– Building a support network: Surrounding oneself with supportive and understanding individuals can provide a sense of belonging and strengthen resilience.
– Practicing self-compassion: Being kind and understanding towards oneself is essential for resilience. Self-compassion involves treating oneself with the same kindness and care one would offer to a loved one.

Building resilience is an ongoing process that requires practice and self-reflection. By incorporating these strategies into daily life, individuals can enhance their ability to cope with PTSD and navigate the healing journey.

2. Seeking Support

Seeking support is a crucial step in coping with PTSD and promoting emotional processing. There are various sources of support to consider:
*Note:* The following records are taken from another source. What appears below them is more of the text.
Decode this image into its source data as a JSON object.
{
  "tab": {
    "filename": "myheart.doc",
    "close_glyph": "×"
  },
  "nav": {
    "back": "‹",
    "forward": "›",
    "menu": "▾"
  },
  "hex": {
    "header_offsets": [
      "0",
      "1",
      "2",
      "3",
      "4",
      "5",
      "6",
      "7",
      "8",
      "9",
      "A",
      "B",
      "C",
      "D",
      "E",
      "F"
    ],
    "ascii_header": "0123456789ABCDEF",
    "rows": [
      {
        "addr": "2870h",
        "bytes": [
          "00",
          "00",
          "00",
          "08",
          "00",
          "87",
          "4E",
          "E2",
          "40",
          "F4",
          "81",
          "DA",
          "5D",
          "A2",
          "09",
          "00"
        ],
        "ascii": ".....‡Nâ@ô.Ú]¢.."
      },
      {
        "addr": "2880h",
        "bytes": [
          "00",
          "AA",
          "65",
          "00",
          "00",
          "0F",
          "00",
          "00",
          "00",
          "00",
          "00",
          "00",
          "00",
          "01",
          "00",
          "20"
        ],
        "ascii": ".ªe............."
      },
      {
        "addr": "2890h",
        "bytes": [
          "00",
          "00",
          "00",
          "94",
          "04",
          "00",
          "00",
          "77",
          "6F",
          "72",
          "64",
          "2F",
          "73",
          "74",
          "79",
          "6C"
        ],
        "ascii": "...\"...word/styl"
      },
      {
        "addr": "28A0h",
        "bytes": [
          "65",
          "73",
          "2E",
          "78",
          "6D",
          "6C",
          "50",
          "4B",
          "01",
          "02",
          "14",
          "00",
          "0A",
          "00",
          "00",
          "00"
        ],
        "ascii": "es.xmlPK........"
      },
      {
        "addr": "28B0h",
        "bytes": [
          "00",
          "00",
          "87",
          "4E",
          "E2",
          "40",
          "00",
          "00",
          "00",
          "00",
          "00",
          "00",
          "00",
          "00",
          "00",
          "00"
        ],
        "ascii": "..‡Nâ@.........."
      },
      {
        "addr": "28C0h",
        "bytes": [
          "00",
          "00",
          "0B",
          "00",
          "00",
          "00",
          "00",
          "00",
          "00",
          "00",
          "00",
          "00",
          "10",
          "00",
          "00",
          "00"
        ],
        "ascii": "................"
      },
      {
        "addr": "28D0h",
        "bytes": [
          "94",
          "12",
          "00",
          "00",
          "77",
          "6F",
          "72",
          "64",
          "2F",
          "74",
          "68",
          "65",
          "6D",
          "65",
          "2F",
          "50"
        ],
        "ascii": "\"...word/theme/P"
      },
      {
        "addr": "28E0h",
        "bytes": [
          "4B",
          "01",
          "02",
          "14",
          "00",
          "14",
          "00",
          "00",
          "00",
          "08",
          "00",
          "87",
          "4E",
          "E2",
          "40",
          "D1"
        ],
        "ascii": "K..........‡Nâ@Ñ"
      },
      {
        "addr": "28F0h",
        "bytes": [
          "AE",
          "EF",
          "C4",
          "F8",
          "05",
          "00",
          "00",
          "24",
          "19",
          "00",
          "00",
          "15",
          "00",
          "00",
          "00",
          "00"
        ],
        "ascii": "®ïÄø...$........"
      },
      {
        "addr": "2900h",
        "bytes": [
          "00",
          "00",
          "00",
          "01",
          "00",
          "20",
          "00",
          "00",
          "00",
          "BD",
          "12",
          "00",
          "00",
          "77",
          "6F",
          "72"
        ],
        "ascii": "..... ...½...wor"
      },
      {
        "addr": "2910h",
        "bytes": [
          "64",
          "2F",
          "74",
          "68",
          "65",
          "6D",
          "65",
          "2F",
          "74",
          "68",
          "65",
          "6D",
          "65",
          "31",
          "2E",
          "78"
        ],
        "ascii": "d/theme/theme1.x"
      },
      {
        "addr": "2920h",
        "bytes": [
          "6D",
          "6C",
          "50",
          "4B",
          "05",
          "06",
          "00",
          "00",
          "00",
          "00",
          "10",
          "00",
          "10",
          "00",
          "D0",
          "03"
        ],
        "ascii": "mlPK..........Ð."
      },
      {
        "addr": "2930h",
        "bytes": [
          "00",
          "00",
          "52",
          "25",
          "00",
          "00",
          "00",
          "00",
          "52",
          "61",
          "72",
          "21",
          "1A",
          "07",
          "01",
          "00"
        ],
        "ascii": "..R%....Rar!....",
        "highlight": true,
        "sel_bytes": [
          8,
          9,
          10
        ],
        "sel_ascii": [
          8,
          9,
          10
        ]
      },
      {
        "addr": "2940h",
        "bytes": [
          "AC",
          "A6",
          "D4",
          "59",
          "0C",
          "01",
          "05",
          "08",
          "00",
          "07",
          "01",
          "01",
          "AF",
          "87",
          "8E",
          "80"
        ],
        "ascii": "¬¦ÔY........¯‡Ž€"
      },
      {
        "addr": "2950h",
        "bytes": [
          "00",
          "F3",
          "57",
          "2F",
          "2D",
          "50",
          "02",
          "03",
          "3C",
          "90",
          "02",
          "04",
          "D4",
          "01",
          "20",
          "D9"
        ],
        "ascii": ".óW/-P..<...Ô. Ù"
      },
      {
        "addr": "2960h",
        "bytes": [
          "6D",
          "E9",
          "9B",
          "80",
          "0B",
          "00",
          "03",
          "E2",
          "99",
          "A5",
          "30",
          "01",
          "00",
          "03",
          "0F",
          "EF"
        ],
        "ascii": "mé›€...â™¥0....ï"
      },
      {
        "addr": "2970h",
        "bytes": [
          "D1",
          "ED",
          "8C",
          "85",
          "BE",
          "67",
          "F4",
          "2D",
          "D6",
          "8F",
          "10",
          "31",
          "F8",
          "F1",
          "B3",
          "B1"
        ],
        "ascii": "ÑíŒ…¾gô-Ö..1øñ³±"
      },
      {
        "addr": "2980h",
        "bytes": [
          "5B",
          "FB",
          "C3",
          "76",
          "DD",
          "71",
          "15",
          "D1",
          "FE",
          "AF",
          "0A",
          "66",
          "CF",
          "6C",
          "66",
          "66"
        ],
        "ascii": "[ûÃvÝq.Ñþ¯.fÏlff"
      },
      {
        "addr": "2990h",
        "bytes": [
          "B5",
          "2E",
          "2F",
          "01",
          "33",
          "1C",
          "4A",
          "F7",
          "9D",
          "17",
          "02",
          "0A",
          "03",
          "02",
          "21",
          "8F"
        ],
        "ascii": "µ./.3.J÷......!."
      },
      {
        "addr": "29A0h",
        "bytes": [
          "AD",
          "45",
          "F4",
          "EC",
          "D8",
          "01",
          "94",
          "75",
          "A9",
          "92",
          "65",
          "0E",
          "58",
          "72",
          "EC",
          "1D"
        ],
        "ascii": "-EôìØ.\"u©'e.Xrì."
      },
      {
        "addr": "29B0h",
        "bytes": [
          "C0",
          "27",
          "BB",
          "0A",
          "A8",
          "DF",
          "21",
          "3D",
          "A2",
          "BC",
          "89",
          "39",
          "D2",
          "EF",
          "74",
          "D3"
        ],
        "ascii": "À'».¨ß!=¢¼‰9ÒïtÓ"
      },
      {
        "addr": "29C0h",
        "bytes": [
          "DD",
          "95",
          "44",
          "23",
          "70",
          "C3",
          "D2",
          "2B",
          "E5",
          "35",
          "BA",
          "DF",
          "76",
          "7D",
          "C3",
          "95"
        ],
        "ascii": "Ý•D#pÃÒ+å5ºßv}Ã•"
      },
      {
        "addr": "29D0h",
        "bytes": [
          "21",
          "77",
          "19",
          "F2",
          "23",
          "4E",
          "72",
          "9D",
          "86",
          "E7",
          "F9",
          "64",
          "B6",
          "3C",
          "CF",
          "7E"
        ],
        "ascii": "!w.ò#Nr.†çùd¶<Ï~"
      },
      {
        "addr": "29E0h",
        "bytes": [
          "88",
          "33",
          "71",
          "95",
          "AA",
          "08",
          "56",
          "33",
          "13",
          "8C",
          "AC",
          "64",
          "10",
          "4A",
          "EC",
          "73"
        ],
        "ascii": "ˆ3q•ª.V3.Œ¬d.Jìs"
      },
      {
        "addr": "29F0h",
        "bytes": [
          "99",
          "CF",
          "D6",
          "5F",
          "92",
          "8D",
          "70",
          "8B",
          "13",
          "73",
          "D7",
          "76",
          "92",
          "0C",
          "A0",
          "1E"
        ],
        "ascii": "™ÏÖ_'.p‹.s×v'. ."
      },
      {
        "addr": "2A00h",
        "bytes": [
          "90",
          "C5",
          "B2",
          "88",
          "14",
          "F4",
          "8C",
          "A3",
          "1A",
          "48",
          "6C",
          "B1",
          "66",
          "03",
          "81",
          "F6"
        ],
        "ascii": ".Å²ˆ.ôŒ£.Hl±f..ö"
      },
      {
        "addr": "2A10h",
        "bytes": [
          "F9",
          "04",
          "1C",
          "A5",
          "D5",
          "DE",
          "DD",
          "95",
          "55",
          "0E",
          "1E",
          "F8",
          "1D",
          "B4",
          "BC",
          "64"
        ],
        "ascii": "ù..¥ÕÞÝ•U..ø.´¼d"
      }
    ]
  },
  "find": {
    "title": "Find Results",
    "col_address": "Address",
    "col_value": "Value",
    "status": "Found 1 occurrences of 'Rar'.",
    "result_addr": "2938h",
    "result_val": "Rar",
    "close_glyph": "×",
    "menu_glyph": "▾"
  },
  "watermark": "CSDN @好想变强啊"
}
– Friends and family: Trusted friends and family members can provide emotional support, understanding, and a listening ear. Sharing one’s experiences and feelings with loved ones can help alleviate the burden of PTSD.
– Support groups: Joining a support group for individuals with PTSD can provide a sense of community and understanding. Interacting with others who have similar experiences can be validating and offer valuable insights and coping strategies.
– Mental health professionals: Seeking professional help from therapists, counselors, or psychologists who specialize in trauma and PTSD is highly recommended. These professionals can provide evidence-based treatments, such as psychotherapy, and offer guidance and support throughout the healing process.

It is important to remember that seeking support is not a sign of weakness but rather a courageous step towards healing and recovery. Different individuals may find different sources of support helpful, so it is essential to explore and find what works best for each individual’s unique needs.


Coping with PTSD and exploring feelings and triggers is a complex and challenging journey. However, by understanding the nature of PTSD, identifying triggers, and implementing effective coping mechanisms, individuals can take significant steps towards healing and regaining control over their lives. This comprehensive guide has provided valuable insights and practical tips for coping with PTSD and promoting emotional processing. By utilizing the strategies outlined, seeking support, and prioritizing self-care, individuals can navigate the healing journey with resilience and hope. Remember, healing takes time, and it is essential to be patient and compassionate with oneself throughout the process.